What the exercise asks
For each line of the data below that contains "selection", return that line.

<<<<

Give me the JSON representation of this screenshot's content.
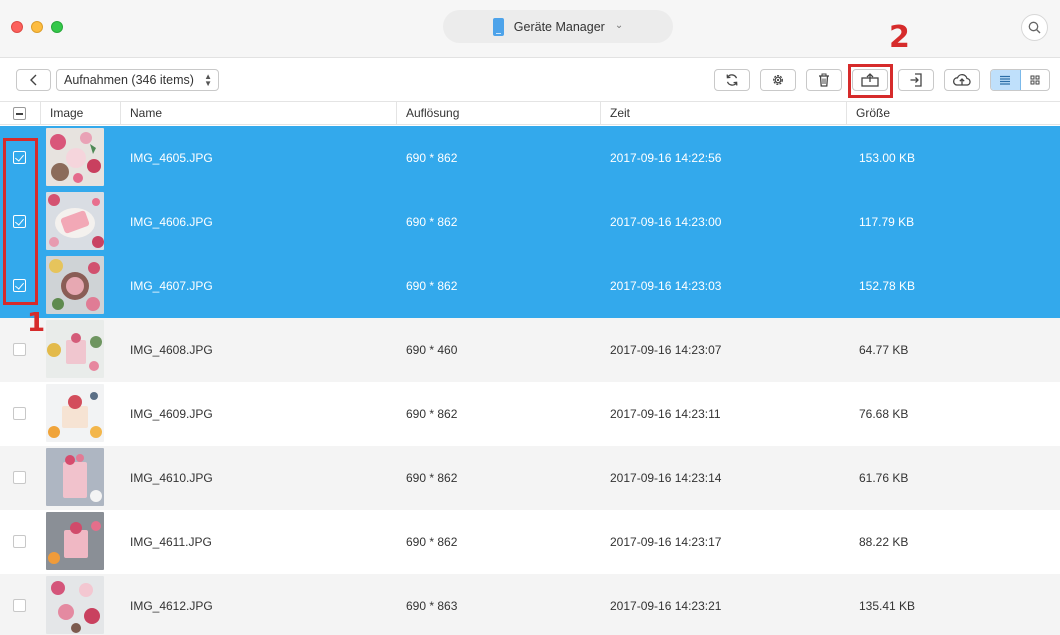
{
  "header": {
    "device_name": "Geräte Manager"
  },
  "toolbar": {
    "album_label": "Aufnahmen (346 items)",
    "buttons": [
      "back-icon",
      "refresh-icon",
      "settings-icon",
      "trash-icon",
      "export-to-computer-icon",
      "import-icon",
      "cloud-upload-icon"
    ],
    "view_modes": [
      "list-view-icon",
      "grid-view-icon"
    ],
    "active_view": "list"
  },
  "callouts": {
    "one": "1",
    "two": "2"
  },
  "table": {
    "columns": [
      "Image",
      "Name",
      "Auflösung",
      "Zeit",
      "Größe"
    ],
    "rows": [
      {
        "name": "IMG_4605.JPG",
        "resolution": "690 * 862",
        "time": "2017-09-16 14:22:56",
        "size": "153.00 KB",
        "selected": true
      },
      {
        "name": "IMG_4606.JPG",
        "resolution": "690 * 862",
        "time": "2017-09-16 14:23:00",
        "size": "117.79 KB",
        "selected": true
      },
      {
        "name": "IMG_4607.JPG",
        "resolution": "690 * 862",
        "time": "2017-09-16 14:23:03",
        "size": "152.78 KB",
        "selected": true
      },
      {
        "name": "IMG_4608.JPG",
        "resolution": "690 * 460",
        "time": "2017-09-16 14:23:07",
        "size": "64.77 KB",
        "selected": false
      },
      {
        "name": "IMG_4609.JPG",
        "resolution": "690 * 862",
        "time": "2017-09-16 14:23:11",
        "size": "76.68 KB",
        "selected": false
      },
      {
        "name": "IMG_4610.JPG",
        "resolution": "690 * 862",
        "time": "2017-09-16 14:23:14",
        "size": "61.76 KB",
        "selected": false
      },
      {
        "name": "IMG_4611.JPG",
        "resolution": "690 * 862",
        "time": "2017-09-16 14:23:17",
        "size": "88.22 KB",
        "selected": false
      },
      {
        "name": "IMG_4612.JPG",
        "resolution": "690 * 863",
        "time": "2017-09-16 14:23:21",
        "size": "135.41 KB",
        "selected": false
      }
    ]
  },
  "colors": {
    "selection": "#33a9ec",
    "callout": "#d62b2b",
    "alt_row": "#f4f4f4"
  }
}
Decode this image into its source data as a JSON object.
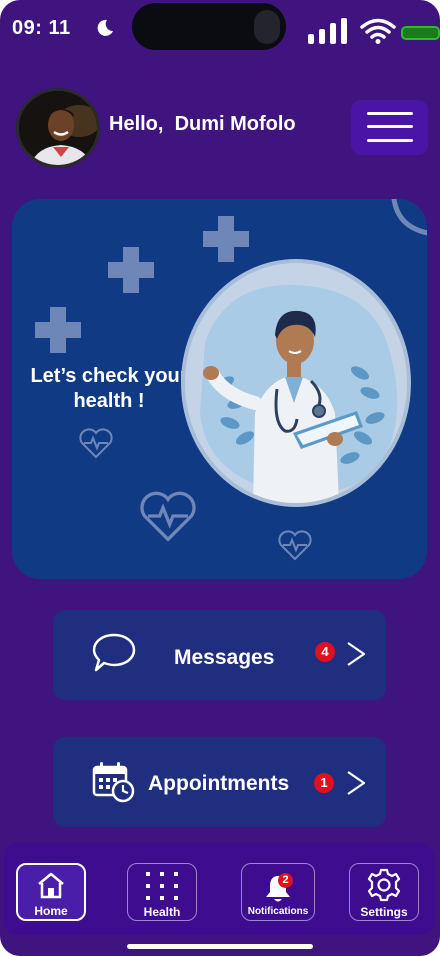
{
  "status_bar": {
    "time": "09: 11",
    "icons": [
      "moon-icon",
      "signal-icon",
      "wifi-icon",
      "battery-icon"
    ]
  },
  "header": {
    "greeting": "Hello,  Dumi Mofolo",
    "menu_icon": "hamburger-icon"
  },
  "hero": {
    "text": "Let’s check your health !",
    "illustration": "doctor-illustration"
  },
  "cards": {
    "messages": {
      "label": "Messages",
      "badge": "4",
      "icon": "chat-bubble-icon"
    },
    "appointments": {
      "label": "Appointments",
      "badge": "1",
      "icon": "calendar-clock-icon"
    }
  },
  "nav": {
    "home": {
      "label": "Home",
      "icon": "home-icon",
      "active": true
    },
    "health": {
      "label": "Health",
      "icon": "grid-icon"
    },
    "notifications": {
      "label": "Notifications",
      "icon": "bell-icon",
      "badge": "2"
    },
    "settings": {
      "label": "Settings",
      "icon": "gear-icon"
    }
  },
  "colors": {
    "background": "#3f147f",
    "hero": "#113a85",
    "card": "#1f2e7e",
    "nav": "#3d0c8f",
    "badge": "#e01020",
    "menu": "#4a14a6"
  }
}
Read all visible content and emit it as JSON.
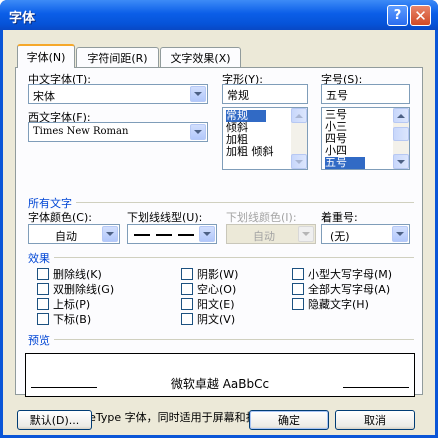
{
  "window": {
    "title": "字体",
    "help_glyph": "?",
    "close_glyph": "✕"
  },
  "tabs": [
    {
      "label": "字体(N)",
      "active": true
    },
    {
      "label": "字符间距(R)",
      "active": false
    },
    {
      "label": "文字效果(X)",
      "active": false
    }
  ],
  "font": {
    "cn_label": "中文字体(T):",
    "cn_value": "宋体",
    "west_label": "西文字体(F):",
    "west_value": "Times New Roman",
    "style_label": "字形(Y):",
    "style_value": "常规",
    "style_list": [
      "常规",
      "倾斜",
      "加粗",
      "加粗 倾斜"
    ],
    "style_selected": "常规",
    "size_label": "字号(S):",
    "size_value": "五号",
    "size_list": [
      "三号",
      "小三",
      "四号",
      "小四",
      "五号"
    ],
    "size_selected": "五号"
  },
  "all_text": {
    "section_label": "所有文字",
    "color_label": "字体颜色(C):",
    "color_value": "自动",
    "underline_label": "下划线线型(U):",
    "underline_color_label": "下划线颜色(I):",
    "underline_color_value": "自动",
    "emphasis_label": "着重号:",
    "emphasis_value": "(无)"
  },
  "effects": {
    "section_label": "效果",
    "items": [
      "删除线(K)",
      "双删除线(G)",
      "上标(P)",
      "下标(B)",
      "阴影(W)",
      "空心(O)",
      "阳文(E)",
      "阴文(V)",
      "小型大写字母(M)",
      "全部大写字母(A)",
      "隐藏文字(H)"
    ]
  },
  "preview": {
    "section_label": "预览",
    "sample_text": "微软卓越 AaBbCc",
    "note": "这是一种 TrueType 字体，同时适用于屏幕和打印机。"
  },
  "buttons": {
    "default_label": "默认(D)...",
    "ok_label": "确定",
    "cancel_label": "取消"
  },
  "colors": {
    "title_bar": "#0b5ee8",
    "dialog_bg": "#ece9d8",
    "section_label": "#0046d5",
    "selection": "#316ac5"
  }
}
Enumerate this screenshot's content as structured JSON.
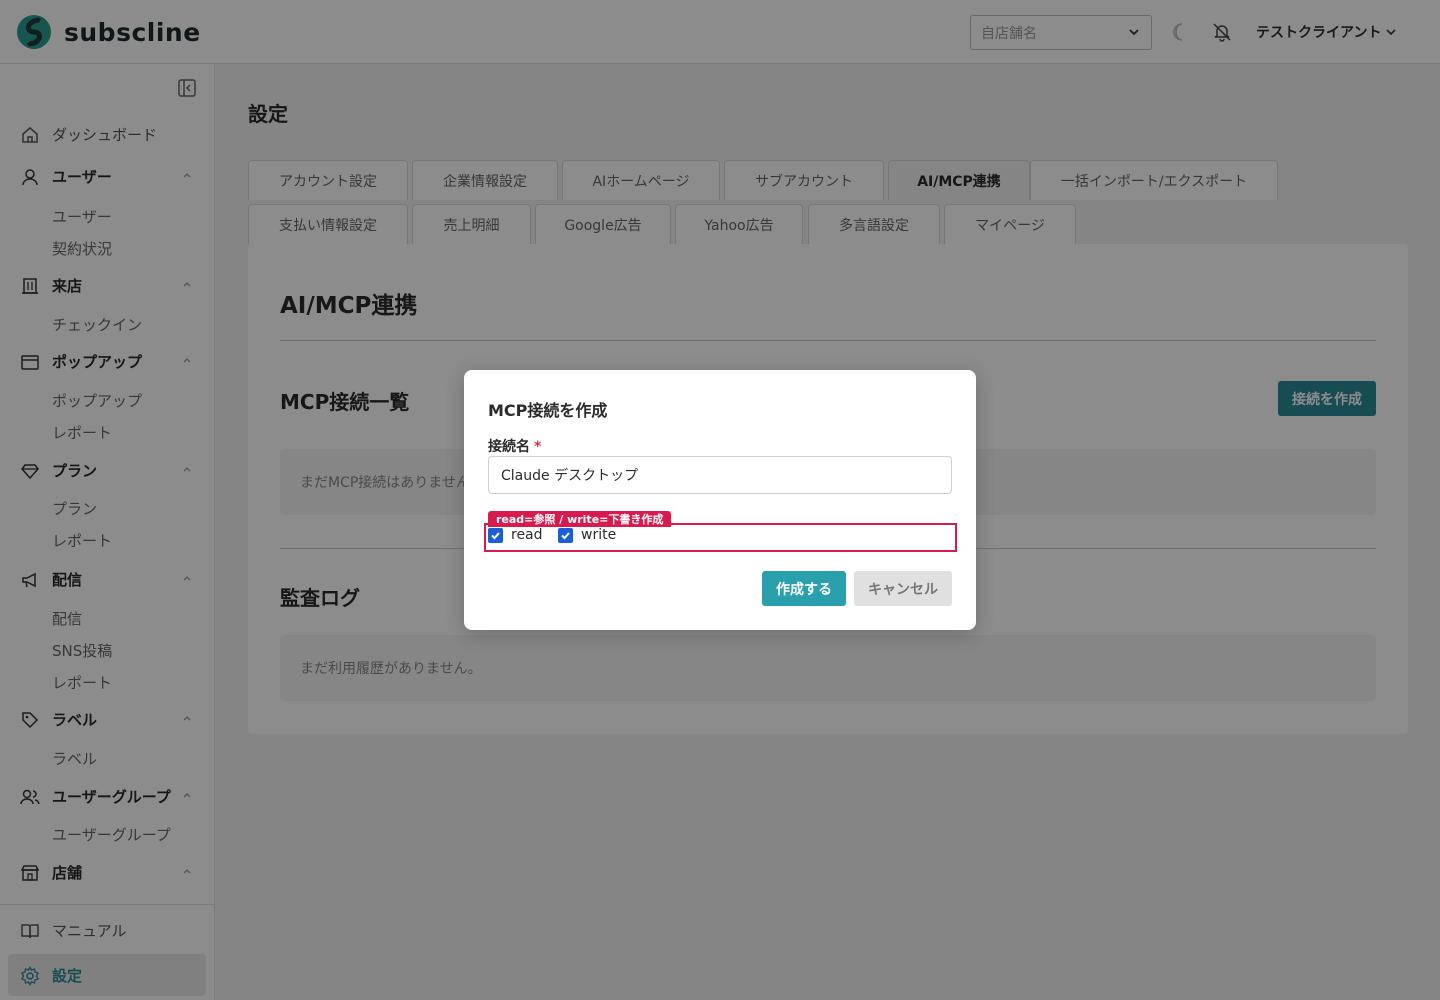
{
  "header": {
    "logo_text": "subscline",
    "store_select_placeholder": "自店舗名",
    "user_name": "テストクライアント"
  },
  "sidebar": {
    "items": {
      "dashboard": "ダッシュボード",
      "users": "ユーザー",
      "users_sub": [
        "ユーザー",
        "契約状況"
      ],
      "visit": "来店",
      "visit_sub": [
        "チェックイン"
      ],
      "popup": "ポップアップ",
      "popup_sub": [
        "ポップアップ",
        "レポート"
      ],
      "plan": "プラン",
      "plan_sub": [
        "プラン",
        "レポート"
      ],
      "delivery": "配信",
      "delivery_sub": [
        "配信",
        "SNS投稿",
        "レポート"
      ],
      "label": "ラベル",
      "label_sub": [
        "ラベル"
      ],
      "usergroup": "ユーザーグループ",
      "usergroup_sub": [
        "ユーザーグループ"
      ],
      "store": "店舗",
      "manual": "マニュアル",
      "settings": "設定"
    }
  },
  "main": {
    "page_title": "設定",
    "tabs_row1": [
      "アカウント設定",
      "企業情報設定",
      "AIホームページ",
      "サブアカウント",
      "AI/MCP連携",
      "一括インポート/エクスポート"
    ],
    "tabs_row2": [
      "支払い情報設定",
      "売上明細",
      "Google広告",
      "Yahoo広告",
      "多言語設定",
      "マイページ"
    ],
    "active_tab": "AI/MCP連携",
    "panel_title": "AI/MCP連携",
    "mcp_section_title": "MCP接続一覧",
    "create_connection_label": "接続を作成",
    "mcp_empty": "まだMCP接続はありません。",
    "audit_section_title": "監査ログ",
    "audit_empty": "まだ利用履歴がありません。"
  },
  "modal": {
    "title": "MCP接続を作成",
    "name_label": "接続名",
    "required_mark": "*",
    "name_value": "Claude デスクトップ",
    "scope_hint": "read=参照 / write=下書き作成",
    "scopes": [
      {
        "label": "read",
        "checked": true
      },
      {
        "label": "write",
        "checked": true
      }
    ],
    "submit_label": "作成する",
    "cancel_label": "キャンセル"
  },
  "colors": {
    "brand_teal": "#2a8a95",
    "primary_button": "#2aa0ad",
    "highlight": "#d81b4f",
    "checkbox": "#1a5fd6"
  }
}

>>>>

Task response
    "selection": "#33a9ec",
    "selection": "#316ac5"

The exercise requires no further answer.